Posada Carriles’ defense counsel asked to be heard, yet again. “The prosecution has not given me the documents that I have been requesting for some time: the CIA records that show that Posada Carriles received instructions from the U.S. intelligence agency to keep quiet.”
Although he explained that he could not offer more details without violating the attorney-client privilige, Hernández announced that “Luis Posada Carriles lied about his false names, because they were given to him by the CIA…There is a complicity between the CIA and Posada Carriles about the aliases,” concluded Hernández.
Hernández also insisted that he needed to review CIA documents regarding the payments the agency made to his client over the years, his involvement with the CIA until 1996, as well as documents from the CIA that detail his years as chief of special operations for the Venezuelan secret intelligence agency, DISIP.
“My client had CIA authorization to use aliases,” said Hernández.
The previous testimony of Roberto Hernández Caballero

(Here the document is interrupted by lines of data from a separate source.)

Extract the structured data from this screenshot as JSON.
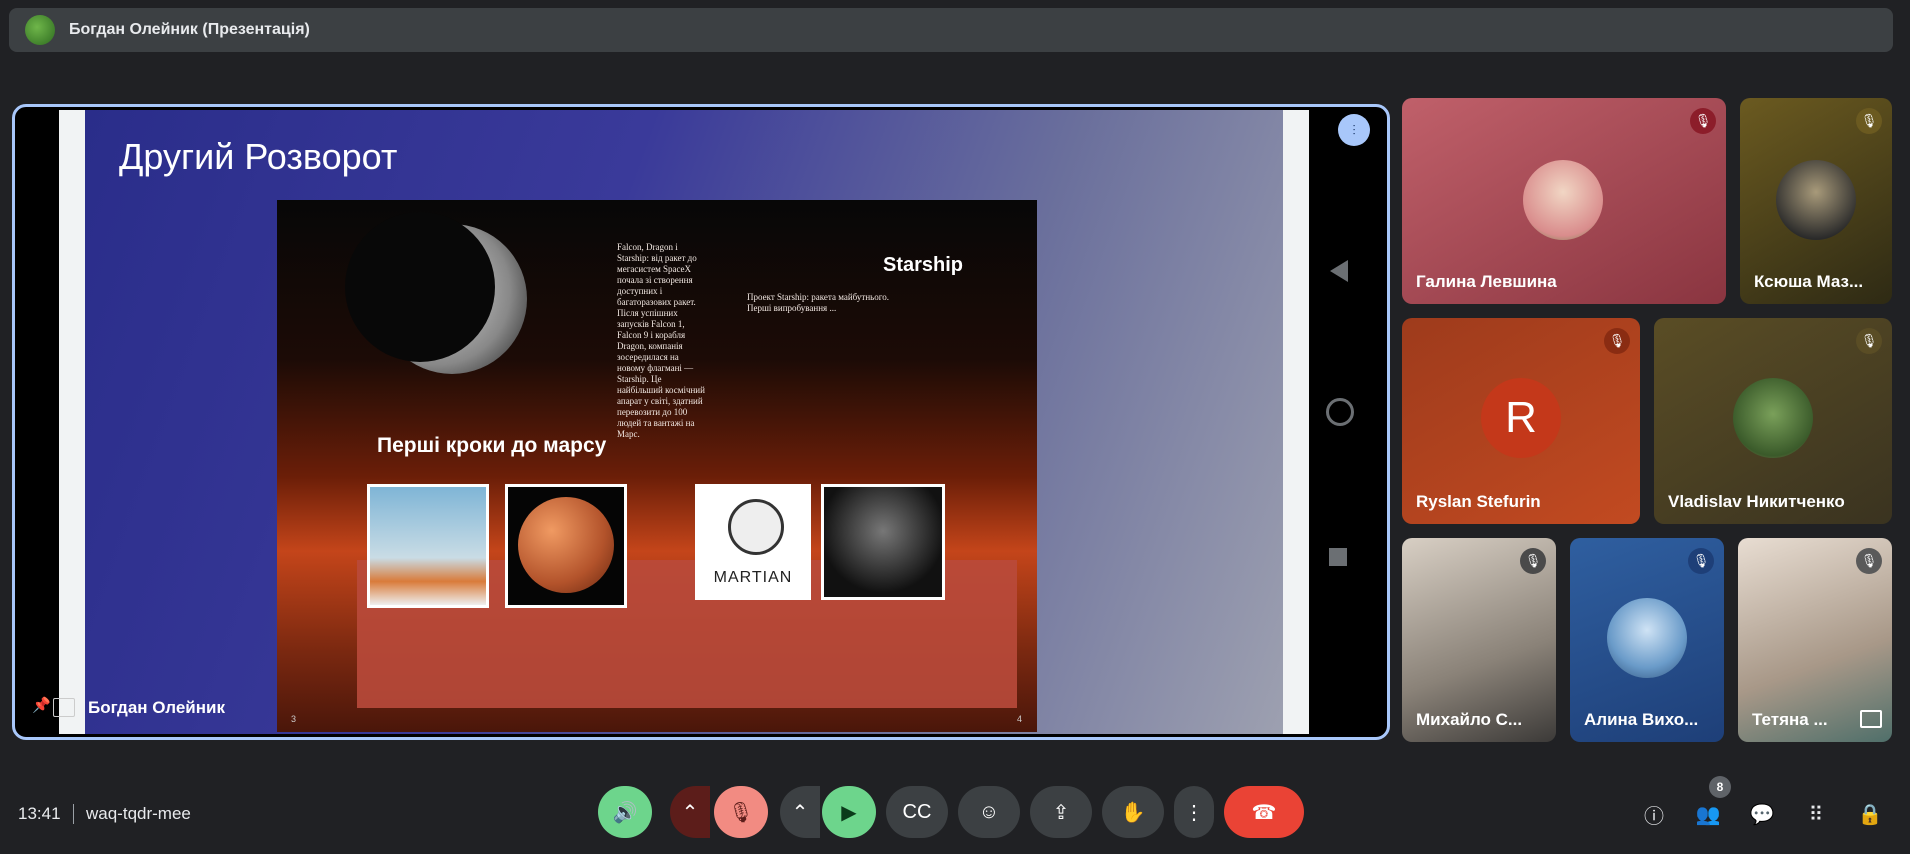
{
  "header": {
    "presentation_title": "Богдан Олейник (Презентація)"
  },
  "slide": {
    "title": "Другий Розворот",
    "heading": "Перші кроки до марсу",
    "starship": "Starship",
    "body_left": "Falcon, Dragon і Starship: від ракет до мегасистем SpaceX почала зі створення доступних і багаторазових ракет. Після успішних запусків Falcon 1, Falcon 9 і корабля Dragon, компанія зосередилася на новому флагмані — Starship. Це найбільший космічний апарат у світі, здатний перевозити до 100 людей та вантажі на Марс.",
    "body_right": "Проект Starship: ракета майбутнього. Першi випробування ...",
    "martian_label": "MARTIAN",
    "page_left": "3",
    "page_right": "4"
  },
  "presenter": {
    "name": "Богдан Олейник"
  },
  "participants": [
    {
      "name": "Галина Левшина",
      "mic": "muted"
    },
    {
      "name": "Ксюша Маз...",
      "mic": "muted"
    },
    {
      "name": "Ryslan Stefurin",
      "initial": "R",
      "mic": "muted"
    },
    {
      "name": "Vladislav Никитченко",
      "mic": "muted"
    },
    {
      "name": "Михайло С...",
      "mic": "muted"
    },
    {
      "name": "Алина Вихо...",
      "mic": "muted"
    },
    {
      "name": "Тетяна ...",
      "mic": "muted"
    }
  ],
  "bottom": {
    "time": "13:41",
    "meeting_code": "waq-tqdr-mee",
    "participants_count": "8"
  },
  "colors": {
    "accent": "#a8c7fa",
    "end_call": "#ea4335",
    "mic_off": "#f28b82",
    "camera_on": "#6dd58c"
  }
}
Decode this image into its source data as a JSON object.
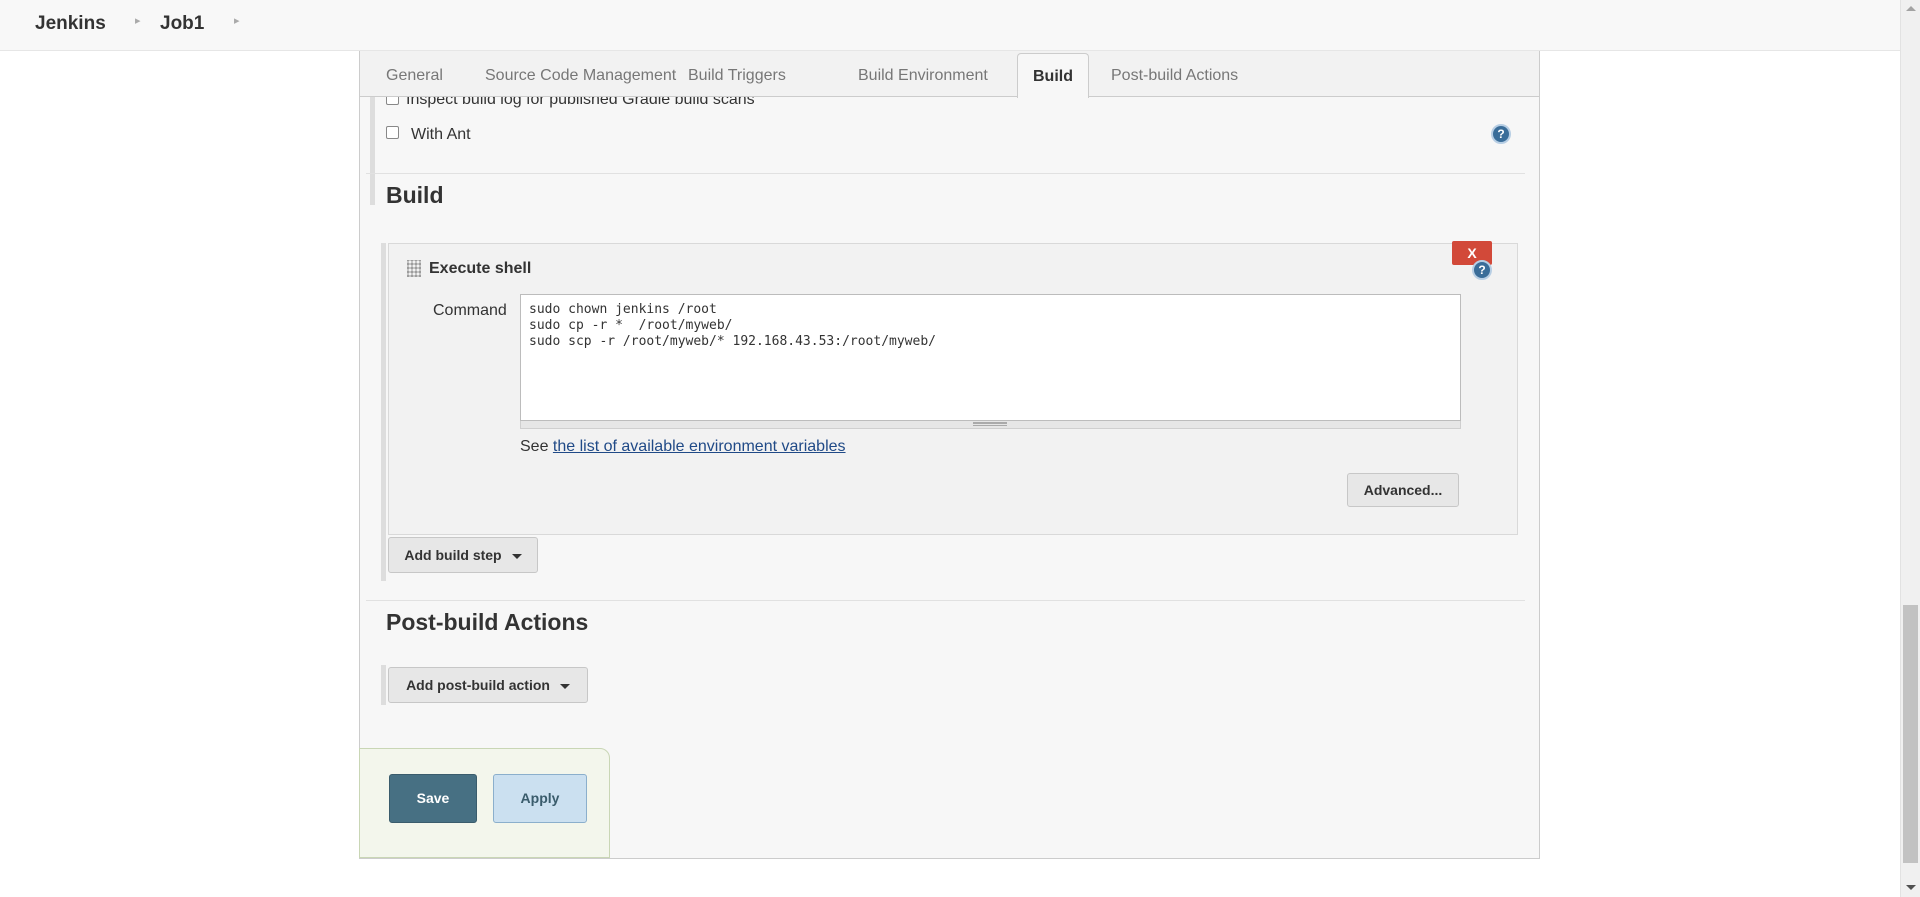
{
  "breadcrumb": {
    "items": [
      "Jenkins",
      "Job1"
    ]
  },
  "tabs": [
    {
      "label": "General"
    },
    {
      "label": "Source Code Management"
    },
    {
      "label": "Build Triggers"
    },
    {
      "label": "Build Environment"
    },
    {
      "label": "Build",
      "active": true
    },
    {
      "label": "Post-build Actions"
    }
  ],
  "options": {
    "gradle_scans_label": "Inspect build log for published Gradle build scans",
    "with_ant_label": "With Ant"
  },
  "build_section": {
    "title": "Build",
    "step": {
      "title": "Execute shell",
      "delete_label": "X",
      "command_label": "Command",
      "command_value": "sudo chown jenkins /root\nsudo cp -r *  /root/myweb/\nsudo scp -r /root/myweb/* 192.168.43.53:/root/myweb/",
      "env_prefix": "See ",
      "env_link": "the list of available environment variables",
      "advanced_label": "Advanced..."
    },
    "add_step_label": "Add build step"
  },
  "post_build_section": {
    "title": "Post-build Actions",
    "add_action_label": "Add post-build action"
  },
  "footer": {
    "save_label": "Save",
    "apply_label": "Apply"
  },
  "help_glyph": "?",
  "icons": [
    "chevron-right-icon",
    "help-icon",
    "drag-handle-icon",
    "caret-down-icon",
    "resize-grip-icon"
  ],
  "colors": {
    "save": "#477083",
    "apply": "#cbe0f0",
    "delete": "#d24939",
    "link": "#204a87",
    "help": "#3a6d99"
  }
}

Posada Carriles’ attorney insisted that the government provide him with a copy of the witness’ past testimony in a federal case in Tampa in 1997. That case involved three Cubans who had been accused of hijacking a plane from Cuba: José Roberto Bello, Leonardo Reyes Ramírez and Adel Given Ulloa. The plane crashed into the sea before it could land in the United States. A Russian ship rescued the alleged hijackers and brought them to Florida. They were charged with hijacking and were acquitted on July 17, 1997. The three were later granted asylum.
Hernández also wants the government to provide him the transcript of the witness’ testimony in 1991, during the trial of the Cuban Five in Miami, as well as five Diplomatic Notes that were exchanged between the United States and Cuba during this period—allegedly related to Luis Posada Carriles.
“The Diplomatic Notes are not relevant” to this process, said prosecutor Jerome Teresinski. “Attorney Hernández simply wants to put Cuba and Fidel Castro on trial here in El Paso. This case is about perjury, nothing more,” Teresinski said to the judge.
Teresinski explained, “the Cuban evidence is simply to establish that the bombs did explode in Havana in 1997.” “We have other evidence that establishes that Posada was involved in this bombing campaign and subsequently lied about that,” he argued.
Hernández asks for a continuance
Finally, Hernández asked Judge Cardone for a continuance until the prosecution could provide him the transcripts from the Cuban witness’s previous testimony in Tampa and Miami, plus the five Diplomatic Notes that he says were exchanged between Cuba and the United States. “Even just for one week,” he said, “I need you to continue this case.”
Having heard legal arguments from both sides, Judge Cardone said that tomorrow, Wednesday, at 8:30 a.m., she would render her decision. She warned all parties to arrive at court prepared, because if she decides not to continue the trial, she will immediately convene the jury and hear the testimony of Roberto Hernández Caballero, the first witness from Cuba that the government will present. We shall see.
What is all that dust blowing toward El Paso?
We left the courthouse a bit earlier than usual, finding a sunny afternoon with temperatures in the high 60s. But a few minutes later, a giant dust storm blew in, driven by nearly 45-mile-an-hour winds from Juarez to El Paso. As I watched the storm from the window of my hotel room, I thought of Pancho Villa. That’s probably how the dust the Mexican cavalry kicked up must have looked in 1916, when the Villistas invaded—trying to take back the 568,036 square miles that the bald eagle of the United States had snatched from Mexico. Not so long ago.
José Pertierra practices law in Washington, DC. He represents the government of Venezuela in the case to extradite Luis Posada Carriles.
Translated by Machetera and Manuel Talens. They are members of Tlaxcala, the international network of translators for linguistic diversity.
Spanish language version: http://www.cubadebate.cu/noticias/2011/02/09/diario-de-el-paso-guerra-contra-evidencia-cubana